And this discussion applies to technology in general. Ten years ago, a cell phone would probably have been a "luxury" item. Now, just about everyone has one, and for a pastor not to have one is very rare (though there are some - leaving me to believe that maybe a cell phone isn't as "essential" as we would like to think). But when does something go from simply being a convenience to an essential? I doubt anyone would argue that having a phone is simply a convenience, for example, or even a computer (though my father-in-law has a T-Shirt that says "Computers: Just another fad.") But in our pursuit of aquiring more and more gadgets, have we lost the call to lead a life of simplicity? Do we really need a new BlackBerry every couple of years?

I, personally, have never been at the front of the technological race. I am usually a couple years behind, which is fine. I don't need to have the latest and greatest "stuff," but there does come a time - like now - when I wonder if it is essential that I acquire something new. For example: I have a very simple cell phone, which seems to do the trick. It has never been my desire to get a more sophisticated or advanced wireless device. For one thing, I will never enjoy putting my appointments in an electronic device. I prefer the 'ol fashinoned feel-it-in-your-hands experience of a planner, complete with paper and all. There's something about being able to flip through the pages and see where your appointments are in relation to other places in the planner.

The same is true for me with books. I don't do electronic books. I need to be able to feel the pages, know where I am in relation to the rest of the book - and the toggle bar on the right-hand side of a computer screen doesn't accomplish that for me.

But, on the other hand, as someone who communicates via e-mail about 75% of the time, having a BlackBerry or iPhone would be a whole lot more convenient. When I was sitting in the airport in Detroit yesterday, for example, it would have been very efficient for me to catch up with my e-mails during my time. True, I could have easily called people that I needed to communicate with, but as one who hates talking on the phone (I love talking to people face-to-face, however), e-mail is a whole lot better proposition.

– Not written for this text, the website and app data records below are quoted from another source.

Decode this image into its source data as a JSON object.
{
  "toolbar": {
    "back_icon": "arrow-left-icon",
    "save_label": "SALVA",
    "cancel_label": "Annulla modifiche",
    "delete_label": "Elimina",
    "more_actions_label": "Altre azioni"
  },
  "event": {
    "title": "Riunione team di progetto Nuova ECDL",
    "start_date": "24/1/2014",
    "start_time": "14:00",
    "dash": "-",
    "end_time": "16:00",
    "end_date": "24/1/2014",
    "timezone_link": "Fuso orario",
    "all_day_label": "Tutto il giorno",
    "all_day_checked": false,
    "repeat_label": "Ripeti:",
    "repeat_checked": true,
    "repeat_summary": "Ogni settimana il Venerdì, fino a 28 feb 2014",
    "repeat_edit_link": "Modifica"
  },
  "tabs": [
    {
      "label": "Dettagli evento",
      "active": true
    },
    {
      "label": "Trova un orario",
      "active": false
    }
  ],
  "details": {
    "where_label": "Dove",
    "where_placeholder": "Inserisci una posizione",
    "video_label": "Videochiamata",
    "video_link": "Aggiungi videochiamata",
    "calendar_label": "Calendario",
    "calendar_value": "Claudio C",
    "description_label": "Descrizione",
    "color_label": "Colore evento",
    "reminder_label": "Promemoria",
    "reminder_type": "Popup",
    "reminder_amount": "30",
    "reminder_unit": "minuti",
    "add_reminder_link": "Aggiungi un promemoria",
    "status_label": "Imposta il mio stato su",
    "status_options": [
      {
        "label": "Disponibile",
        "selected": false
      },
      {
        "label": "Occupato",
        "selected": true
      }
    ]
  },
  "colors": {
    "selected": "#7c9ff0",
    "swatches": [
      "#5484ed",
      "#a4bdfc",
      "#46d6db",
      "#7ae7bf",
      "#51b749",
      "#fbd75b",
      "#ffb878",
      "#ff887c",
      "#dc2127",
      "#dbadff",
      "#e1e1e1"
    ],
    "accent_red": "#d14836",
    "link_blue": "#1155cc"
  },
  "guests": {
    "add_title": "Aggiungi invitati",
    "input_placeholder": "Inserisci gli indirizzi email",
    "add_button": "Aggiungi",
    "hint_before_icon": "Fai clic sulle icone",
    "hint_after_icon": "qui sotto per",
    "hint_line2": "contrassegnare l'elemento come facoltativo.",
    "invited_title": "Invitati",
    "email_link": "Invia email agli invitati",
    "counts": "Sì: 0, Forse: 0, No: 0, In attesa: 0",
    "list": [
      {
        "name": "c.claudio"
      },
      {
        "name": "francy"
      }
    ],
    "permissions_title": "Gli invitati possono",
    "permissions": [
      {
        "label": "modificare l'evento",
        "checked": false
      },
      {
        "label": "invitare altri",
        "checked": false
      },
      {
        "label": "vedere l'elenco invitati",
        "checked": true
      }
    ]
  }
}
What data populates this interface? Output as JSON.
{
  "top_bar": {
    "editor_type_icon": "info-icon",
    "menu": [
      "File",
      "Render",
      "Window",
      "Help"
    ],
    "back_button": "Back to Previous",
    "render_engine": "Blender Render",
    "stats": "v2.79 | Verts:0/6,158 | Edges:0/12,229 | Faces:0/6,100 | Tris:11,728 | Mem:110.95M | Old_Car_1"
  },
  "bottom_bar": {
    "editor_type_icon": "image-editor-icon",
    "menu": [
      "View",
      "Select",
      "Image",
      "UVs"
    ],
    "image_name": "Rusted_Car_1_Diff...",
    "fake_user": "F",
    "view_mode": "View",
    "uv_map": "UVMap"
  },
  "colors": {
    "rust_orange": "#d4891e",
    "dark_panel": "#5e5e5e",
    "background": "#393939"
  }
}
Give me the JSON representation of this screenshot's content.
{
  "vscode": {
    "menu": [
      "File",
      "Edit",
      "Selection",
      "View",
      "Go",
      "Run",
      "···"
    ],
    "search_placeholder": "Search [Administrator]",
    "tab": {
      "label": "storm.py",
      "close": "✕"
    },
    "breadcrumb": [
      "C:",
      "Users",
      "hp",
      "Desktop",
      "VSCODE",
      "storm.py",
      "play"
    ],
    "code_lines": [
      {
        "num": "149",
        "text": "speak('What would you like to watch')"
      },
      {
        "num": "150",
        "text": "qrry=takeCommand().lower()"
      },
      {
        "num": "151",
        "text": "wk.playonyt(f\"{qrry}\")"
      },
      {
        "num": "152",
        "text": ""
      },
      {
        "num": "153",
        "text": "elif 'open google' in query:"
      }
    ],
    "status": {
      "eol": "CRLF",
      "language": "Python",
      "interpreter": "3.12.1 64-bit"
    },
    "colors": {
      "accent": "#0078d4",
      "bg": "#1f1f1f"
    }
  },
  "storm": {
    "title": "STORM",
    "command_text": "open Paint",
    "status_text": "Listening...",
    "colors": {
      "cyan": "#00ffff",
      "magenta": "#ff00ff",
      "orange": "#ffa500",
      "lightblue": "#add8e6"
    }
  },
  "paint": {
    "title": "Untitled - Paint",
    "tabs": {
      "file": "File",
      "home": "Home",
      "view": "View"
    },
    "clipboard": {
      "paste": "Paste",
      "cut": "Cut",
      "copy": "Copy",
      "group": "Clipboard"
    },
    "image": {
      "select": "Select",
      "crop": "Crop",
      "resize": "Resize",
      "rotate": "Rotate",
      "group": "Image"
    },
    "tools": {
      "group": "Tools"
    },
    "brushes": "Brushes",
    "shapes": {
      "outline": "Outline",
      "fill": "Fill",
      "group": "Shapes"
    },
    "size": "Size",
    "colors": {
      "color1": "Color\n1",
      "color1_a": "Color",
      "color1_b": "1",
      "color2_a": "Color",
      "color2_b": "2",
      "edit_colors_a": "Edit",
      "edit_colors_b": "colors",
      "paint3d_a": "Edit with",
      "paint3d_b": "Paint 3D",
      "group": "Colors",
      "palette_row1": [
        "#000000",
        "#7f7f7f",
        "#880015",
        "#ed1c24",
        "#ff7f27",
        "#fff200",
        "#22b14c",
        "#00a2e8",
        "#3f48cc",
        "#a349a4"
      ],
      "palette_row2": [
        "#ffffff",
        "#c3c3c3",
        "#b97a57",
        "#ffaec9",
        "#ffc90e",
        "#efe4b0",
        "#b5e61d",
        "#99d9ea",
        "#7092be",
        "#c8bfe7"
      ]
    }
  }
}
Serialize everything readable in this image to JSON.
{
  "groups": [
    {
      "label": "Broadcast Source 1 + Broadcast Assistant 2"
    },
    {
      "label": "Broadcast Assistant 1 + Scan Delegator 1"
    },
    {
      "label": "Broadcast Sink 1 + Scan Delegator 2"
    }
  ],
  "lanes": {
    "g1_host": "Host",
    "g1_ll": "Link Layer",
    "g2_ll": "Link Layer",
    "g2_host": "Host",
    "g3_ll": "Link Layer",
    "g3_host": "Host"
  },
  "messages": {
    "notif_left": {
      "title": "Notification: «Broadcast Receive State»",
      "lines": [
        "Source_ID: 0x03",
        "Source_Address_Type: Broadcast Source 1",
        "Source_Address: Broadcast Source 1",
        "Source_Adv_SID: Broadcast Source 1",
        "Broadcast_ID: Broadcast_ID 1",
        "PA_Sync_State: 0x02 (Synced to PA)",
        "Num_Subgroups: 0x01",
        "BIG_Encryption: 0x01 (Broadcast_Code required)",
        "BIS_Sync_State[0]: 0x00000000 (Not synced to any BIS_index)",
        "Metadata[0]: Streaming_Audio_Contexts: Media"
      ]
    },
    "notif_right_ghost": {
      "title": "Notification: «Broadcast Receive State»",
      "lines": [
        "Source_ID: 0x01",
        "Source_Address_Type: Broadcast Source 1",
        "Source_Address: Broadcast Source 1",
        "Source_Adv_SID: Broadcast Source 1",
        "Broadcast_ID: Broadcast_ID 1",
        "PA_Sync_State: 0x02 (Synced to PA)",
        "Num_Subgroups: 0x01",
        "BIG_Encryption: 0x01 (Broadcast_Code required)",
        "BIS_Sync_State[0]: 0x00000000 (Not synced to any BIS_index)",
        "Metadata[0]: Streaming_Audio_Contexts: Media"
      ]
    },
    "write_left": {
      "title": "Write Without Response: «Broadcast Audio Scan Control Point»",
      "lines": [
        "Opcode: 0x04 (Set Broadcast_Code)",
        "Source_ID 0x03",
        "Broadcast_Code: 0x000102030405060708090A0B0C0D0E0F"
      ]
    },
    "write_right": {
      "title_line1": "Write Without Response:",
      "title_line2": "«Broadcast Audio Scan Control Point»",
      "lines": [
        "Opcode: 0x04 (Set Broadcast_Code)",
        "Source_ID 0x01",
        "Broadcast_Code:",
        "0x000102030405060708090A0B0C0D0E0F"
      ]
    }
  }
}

But do I really need such a gadget? It would be more money spent, both on the BlackBerry and on the monthly fees, and I have somehow seemed to survive without it thus far. Over the last year or so that I've been pastoring again, there has probably been only a handfull of times when I've been on the road - out visiting - and needed to check my e-mail immediately to see if there were any updates on my scheduled appointments (this is partly because the individuals I had an appointment with didn't even have cell phones, but communicated via e-mail themselves! Maybe I should just buy them a cell phone.)

I will say that communicating via e-mail is so much more convenient. You don't risk interupting a person if they are in a meeting or talking with someone. But does all this gadgetry just complicate our lives more? Do we get enslaved to these technologies, thinking we always need to check our e-mail or voicemail? And should the expectations of society - or church members - influence our acquisition of new technology? Or are these simply excuses we use to justify buying the latest and greatest things every few months?

These are all questions I often ask myself. Of course, I must also tell you that I just bought a used lens for my camera on eBay for $365. But when I buy camera stuff, I'm not under the delusion that I "need" it for professional reasons. It is purely a luxury item, I understand. Of course, this doesn't necessarily make it okay, either.